Target makes history with data breach settlement
Target Corp. has resolved its 2013 data breach with a deal that represents the largest multi-state data breach settlement in history.
The retailer agreed to pay a total of $18.5 million to settle the case. The money will go to 47 states and the District of Columbia, with California receiving the largest share of the settlement, more than $1.4 million.
The agreement also requires Target to develop, implement and maintain a comprehensive information security program aimed at encrypting and securing customer data. The retailer has already implemented these measures.
The massive breach occurred in late 2013, between November 27 and December 15. It affected more than 41 million customer payment card accounts and exposed contact information for more than 60 million customers.

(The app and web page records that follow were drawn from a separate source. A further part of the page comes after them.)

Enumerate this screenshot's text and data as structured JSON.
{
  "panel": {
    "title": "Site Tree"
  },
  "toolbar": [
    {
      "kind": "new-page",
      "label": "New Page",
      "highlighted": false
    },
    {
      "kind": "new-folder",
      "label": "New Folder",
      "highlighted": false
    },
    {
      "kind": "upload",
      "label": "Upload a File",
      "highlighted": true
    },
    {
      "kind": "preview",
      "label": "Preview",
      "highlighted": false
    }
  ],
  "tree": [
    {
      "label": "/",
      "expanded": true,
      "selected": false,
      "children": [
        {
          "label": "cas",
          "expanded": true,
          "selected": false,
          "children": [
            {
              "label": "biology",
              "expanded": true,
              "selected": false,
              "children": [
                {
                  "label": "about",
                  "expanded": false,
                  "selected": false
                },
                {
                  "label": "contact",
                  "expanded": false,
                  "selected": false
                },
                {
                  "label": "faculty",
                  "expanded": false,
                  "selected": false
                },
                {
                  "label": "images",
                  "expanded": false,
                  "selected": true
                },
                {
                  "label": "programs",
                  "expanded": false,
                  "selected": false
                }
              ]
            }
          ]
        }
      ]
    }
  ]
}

In addition to causing Target to overhaul its security measures, the breach is largely seen as one of the elements that led to the exit of Gregg Steinhafel, Target's then-CEO and chairman, who resigned in May 2014.
“We’re pleased to bring this issue to a resolution for everyone involved,” stated Target spokeswoman Jenna Reck. "The costs associated with this settlement are already reflected in the data breach liability reserves that Target has previously recognized and disclosed.”
No comments found
Walmart in new pay policy for military workers
Walmart is stepping up its commitment to its workers who serve in the military by covering the difference when an employee's military salary is less than what the person makes working at the store.
The discounter said it is expanding its military leave of absence policy, offering differential pay to all eligible military associates taking on assignments lasting more than three days and through the duration of leave – including basic training, to cover the difference in pay any time an employee's military salary is less than what he or she makes working at the store.
The enhancements, which go into effect June 24, mean that if an associate’s military salary is less than what they were making at their job at Walmart, the company will pay them the difference while they are on a military leave of absence. In 2016, Walmart associates took more than 4,400 military leave of absences.
Walmart said it is one of the first major retailers to apply differential pay to include basic training, so associates who are considering enlisting in the armed forces can make that decision without fear of losing wages. In addition, Walmart is taking steps to streamline and simplify the internal process required to obtain differential pay with the goal of making it easier on associates and their families, so they can spend less time on paperwork and more time on their service.
“At Walmart, we’re turning jobs into fulfilling careers for veterans, active service members and their families, and we’re making it easier for them to work, live and serve,” said Retired Brigadier General Gary Profit, senior director of military programs for Walmart. “We believe that anyone who wants to serve in our Armed Forces should be able to do so without fear of losing wages or leaving their family in a lurch. The changes we’re making will remove financial barriers for all associates serving their country, including those who are starting their service journey through basic training.”
Walmart has hired more than 170,000 veterans since it announced its Veterans Welcome Home Commitment in May 2013, which guaranteed a job offer to any eligible, honorably discharged U.S. veteran who was within 12 months of active duty. Of those hires, more than 22,000 have been promoted to jobs with higher pay and greater responsibility, the chain said.
The initial goal of the initiative was to hire 100,000 veterans by the end of 2018. In May 2015, Walmart announced the expansion of that original projection, with the goal of hiring 250,000 veterans by the end of 2020. Walmart has also changed the eligibility from within 12 months of active duty, to any veteran who has been honorably discharged since the announcement of the program in May 2013.
Walmart is also announcing a $100,000 grant to the Tragedy Assistance Program For Survivors (TAPS), the national organization that offers help, hope and healing to all those grieving the death of a loved one serving in the Armed Forces. The grant will enable TAPS to reach more survivors through their casework and emergency assistance programs.
No comments found